A Podiatrist, Doctor of Podiatric Medicine (DPM), is the only health care professional whose total training focuses on the foot, ankle and related body systems. After completing undergraduate education, the foot and ankle surgeon completes the four-year curriculum at an accredited podiatric medical school, graduating with the degree of Doctor of Podiatric Medicine (DPM). Although identical in length to programs at medical schools for osteopathic doctors (DOs) and medical doctors (MDs), and covering basic and clinical sciences, the podiatric medical school curriculum also provides intensive focus on conditions of the foot and ankle.

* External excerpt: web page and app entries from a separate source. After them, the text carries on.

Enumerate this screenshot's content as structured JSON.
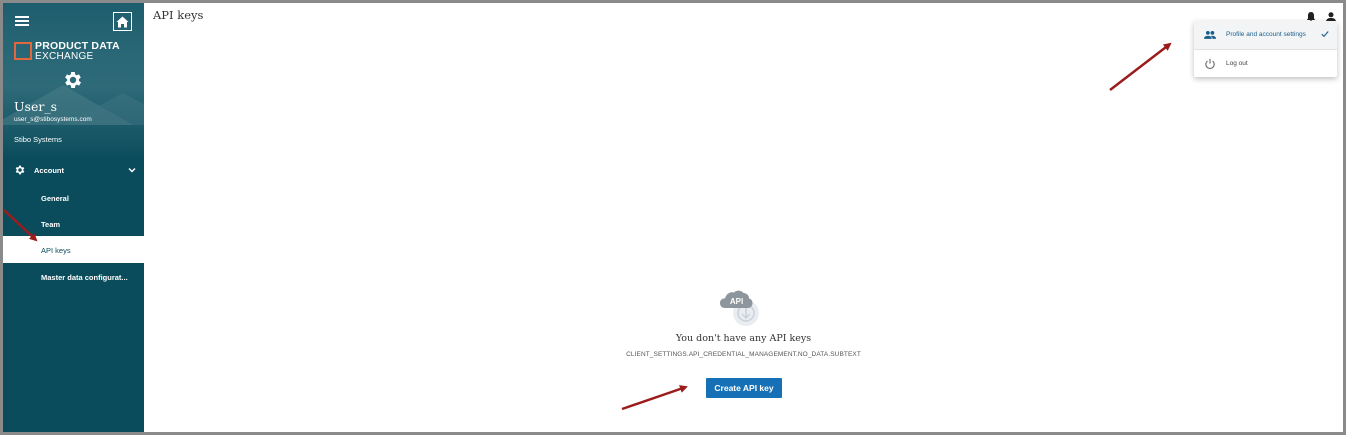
{
  "page": {
    "title": "API keys"
  },
  "sidebar": {
    "brand_line1": "PRODUCT DATA",
    "brand_line2": "EXCHANGE",
    "user_name": "User_s",
    "user_email": "user_s@stibosystems.com",
    "company": "Stibo Systems",
    "group_label": "Account",
    "items": [
      {
        "label": "General"
      },
      {
        "label": "Team"
      },
      {
        "label": "API keys",
        "active": true
      },
      {
        "label": "Master data configurat..."
      }
    ]
  },
  "user_menu": {
    "items": [
      {
        "label": "Profile and account settings",
        "selected": true
      },
      {
        "label": "Log out"
      }
    ]
  },
  "empty_state": {
    "icon_text": "API",
    "title": "You don't have any API keys",
    "subtitle": "CLIENT_SETTINGS.API_CREDENTIAL_MANAGEMENT.NO_DATA.SUBTEXT",
    "button_label": "Create API key"
  },
  "colors": {
    "sidebar_bg": "#0a4c5c",
    "brand_accent": "#e2683c",
    "primary_button": "#1670b5",
    "annotation_arrow": "#9b1c1c"
  },
  "icons": [
    "menu-icon",
    "home-icon",
    "gear-icon",
    "chevron-down-icon",
    "bell-icon",
    "user-icon",
    "people-icon",
    "check-icon",
    "power-icon",
    "api-cloud-icon"
  ]
}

After graduation from podiatric medical school, the foot and ankle surgeon enters a postgraduate residency in podiatric medicine and surgery approved by the Council on Podiatric Medical Education. These residencies are similar to, and are often integrated with, residencies for MDs and DOs, and provide training in general medicine, general surgery and surgical specialties. The critical difference is the higher volume of cases and time focused on the foot and ankle in residency programs for podiatric surgeons. Currently, the majority of podiatric residency programs are three years in length.

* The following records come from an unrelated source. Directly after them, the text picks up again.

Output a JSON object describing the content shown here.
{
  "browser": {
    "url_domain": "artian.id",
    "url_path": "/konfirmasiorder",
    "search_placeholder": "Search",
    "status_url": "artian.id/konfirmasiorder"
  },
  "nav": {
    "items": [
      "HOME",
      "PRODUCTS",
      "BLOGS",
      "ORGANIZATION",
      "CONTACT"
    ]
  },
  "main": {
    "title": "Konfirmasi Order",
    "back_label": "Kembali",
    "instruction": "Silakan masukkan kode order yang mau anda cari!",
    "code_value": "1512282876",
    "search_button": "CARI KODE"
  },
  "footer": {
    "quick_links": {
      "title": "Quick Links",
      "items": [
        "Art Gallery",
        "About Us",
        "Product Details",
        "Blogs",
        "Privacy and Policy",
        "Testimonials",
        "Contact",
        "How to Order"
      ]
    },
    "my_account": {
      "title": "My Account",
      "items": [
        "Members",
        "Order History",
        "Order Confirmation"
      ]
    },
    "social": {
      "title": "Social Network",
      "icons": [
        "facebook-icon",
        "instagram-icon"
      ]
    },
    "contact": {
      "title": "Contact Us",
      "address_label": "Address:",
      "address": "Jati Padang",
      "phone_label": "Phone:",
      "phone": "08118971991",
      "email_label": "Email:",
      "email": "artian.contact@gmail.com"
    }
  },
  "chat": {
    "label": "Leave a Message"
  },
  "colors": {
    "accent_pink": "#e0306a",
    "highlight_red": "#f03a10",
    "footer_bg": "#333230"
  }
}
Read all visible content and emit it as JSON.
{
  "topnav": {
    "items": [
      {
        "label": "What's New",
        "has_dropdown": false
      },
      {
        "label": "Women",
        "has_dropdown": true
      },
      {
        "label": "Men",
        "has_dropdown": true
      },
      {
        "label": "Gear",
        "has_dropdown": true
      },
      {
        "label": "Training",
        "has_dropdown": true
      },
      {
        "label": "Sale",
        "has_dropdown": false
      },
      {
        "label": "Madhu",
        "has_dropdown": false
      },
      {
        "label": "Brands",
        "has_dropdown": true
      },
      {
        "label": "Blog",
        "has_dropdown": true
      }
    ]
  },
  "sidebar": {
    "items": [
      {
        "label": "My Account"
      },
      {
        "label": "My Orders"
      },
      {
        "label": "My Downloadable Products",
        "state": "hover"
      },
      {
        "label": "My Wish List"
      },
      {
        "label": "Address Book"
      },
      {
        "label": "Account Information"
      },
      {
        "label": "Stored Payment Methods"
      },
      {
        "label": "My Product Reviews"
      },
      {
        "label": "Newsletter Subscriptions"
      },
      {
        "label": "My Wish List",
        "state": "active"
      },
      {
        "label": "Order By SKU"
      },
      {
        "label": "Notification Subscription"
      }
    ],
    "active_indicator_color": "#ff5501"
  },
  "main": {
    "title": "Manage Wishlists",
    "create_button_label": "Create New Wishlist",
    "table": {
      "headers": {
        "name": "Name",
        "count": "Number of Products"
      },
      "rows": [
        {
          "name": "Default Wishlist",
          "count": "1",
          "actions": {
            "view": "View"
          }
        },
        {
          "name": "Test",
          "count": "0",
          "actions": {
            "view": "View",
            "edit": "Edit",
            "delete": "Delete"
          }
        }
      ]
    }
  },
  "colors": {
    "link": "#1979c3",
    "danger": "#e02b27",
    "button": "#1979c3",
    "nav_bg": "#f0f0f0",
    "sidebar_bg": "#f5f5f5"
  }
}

After completing their residencies, foot and ankle surgeons may receive additional training in specific areas of foot and ankle surgery through fellowships.

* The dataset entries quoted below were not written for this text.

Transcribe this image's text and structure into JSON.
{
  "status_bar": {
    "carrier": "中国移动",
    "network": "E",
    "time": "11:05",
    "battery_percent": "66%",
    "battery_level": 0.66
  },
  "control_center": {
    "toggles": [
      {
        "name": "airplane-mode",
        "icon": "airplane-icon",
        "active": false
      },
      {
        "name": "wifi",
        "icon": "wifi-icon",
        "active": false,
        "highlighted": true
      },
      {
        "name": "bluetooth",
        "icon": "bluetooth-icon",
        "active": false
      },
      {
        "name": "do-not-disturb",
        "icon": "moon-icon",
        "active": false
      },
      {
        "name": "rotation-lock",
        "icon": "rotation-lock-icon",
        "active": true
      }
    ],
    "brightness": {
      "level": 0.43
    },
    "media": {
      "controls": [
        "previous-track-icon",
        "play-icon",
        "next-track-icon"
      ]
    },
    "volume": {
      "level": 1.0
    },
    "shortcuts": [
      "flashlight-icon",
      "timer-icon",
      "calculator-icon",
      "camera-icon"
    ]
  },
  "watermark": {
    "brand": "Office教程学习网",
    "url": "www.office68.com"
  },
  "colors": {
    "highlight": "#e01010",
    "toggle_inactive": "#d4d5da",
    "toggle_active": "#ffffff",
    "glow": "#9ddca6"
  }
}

The podiatric physician cares for people of all ages. Common disorders of feet include bunions, heel pain/spurs, hammertoes, neuromas, ingrown toenails, warts, corns, calluses, sprains, fractures, infections, and injuries. If your podiatric surgeon is certified by the American Board of Foot and Ankle Surgery, he or she has successfully completed a credentialing and examination process and has demonstrated knowledge of podiatric surgery. This includes the diagnosis of general medical problems and surgical management of foot diseases, deformities, and trauma of the foot, ankle and related structures.